Do you have a legal claim against companies that use session replay scripts?
Session replay scripts enable companies to track every move that users to their website make: what they type, what they click, where their mouse goes, and where it lingers.
In Pennsylvania, it’s only lawful for a website to hire a third-party to record its website’s visitors if the visitors have consented to the recording. But sometimes websites using session replay software to track their website’s visitors don’t even let you know they’re tracking you. And you can’t consent to something you could not reasonably have known was even happening!
Pennsylvanians who visited a website that used a third-party tracking script to track them online but did not consent to that tracking may have a claim against the owner of that site under WESCA, Pennsylvania’s wiretapping law.
How do you tell if you may have been recorded online? One of the easiest ways to learn about the type of data a website may be gathering about you is Blacklight. Blacklight is a website privacy inspector conceived and developed by engineer, artist, and journalist Surya Mattu that allows you to input any website and then “scan” it to get a sense of how the website may be tracking you and sharing your data with third parties.
For example, the website www.biglots.com — featured on our list of five companies that are tracking Pennsylvanians online — uses a session record program called FullStory to record the online behavior of its website visitors. And when you enter www.biglots.com into Blacklight, Blacklight will give you an accessible overview of how biglots.com is tracking you: the number third-party cookies found on the site (42!), the types of keystrokes it logs, etc.
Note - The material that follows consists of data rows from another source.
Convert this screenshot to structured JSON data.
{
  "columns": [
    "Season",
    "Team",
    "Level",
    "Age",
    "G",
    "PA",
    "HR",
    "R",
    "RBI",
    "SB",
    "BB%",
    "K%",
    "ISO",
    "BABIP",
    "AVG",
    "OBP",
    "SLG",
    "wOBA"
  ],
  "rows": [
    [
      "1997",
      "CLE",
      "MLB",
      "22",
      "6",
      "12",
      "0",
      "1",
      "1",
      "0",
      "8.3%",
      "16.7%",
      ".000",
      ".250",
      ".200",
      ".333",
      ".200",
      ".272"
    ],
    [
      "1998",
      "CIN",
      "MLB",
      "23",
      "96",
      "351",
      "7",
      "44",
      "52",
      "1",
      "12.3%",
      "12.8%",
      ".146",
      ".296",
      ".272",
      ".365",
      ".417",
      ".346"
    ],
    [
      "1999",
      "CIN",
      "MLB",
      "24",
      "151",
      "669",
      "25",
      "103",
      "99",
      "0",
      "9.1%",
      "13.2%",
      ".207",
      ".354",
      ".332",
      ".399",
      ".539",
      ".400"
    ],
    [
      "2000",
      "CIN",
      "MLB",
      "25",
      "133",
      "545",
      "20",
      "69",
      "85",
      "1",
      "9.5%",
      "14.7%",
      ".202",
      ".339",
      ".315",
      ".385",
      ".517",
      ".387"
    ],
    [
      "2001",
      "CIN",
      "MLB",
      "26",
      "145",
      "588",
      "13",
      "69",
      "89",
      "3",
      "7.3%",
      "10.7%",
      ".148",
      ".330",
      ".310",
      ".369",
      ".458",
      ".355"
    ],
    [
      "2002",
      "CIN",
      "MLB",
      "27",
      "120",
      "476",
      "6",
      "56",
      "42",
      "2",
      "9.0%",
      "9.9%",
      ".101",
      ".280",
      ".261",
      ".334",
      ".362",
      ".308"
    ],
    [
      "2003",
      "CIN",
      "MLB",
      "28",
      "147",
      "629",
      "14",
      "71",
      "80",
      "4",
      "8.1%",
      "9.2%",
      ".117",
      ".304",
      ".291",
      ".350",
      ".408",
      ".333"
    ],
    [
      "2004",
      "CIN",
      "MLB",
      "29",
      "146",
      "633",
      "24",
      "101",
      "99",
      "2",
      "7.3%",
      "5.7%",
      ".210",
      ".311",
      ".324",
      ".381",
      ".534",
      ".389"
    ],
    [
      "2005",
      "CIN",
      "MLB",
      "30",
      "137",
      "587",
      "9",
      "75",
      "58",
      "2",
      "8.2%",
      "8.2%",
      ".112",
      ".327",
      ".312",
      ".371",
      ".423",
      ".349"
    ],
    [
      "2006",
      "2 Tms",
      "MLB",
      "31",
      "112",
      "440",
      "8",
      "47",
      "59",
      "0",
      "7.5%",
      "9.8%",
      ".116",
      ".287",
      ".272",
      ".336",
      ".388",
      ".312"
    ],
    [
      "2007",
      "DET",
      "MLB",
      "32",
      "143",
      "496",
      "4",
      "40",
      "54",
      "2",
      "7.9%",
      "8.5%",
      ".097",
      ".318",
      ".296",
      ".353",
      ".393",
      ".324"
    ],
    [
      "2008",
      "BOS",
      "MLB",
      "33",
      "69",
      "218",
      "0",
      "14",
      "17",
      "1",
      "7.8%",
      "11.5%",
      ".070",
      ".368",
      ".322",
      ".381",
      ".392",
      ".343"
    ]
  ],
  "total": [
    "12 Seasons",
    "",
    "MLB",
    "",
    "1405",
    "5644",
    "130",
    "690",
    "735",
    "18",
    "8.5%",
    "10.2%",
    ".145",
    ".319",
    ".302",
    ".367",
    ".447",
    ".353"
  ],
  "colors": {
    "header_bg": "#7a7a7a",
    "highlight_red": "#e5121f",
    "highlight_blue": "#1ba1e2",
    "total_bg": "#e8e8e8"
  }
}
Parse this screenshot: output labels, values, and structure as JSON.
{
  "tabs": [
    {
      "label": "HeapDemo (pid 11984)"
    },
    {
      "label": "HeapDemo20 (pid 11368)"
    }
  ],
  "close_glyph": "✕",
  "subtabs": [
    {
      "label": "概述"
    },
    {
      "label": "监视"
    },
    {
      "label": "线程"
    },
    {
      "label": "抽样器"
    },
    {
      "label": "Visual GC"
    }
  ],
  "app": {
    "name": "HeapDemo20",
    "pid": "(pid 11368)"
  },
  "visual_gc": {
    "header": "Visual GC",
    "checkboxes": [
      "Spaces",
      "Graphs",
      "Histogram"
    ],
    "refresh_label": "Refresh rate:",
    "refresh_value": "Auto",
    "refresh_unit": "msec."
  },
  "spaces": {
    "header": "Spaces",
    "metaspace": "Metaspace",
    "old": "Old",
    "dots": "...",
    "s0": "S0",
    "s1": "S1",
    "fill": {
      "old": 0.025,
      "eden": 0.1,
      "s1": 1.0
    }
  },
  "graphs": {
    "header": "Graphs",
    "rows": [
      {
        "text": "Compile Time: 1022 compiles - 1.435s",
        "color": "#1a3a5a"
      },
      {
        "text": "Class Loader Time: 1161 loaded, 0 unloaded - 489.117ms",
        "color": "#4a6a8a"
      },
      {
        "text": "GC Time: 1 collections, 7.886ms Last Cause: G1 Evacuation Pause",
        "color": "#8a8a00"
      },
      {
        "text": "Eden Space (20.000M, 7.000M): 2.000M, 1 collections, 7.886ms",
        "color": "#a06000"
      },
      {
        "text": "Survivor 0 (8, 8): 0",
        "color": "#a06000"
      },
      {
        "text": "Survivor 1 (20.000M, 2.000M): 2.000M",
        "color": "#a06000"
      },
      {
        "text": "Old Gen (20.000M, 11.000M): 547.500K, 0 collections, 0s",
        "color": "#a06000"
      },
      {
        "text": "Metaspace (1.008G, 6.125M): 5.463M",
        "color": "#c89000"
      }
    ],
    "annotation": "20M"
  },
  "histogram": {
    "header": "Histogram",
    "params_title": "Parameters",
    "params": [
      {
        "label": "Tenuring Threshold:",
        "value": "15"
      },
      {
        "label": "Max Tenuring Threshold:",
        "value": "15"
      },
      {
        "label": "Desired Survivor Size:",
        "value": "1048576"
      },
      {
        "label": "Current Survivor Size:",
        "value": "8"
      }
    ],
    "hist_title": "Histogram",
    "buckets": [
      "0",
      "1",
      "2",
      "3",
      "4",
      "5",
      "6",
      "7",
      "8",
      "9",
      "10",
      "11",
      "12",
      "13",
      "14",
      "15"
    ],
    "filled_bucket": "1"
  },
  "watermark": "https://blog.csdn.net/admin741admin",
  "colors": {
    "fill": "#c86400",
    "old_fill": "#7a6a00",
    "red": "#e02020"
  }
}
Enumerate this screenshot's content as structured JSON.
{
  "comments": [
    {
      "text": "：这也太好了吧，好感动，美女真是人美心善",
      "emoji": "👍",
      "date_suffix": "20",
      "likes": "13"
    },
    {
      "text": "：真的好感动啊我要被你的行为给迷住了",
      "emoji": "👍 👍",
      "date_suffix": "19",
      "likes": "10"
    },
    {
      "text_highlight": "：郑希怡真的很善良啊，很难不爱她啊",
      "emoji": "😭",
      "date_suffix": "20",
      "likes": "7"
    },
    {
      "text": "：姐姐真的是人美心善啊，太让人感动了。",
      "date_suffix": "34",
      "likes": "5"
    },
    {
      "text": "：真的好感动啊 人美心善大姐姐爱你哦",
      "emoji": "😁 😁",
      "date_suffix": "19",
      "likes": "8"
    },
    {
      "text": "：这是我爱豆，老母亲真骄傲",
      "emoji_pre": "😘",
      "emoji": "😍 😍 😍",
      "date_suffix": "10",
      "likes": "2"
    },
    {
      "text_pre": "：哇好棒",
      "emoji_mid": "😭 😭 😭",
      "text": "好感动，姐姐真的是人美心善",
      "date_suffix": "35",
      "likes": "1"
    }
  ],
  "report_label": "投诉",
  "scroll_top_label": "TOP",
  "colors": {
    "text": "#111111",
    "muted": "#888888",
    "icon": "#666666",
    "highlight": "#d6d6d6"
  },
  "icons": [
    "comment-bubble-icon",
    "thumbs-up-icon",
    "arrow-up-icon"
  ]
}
If you’re a Pennsylvanian who suspects you may have visited a website that unlawfully tracked you online, reach out to Kneupper & Covey using this form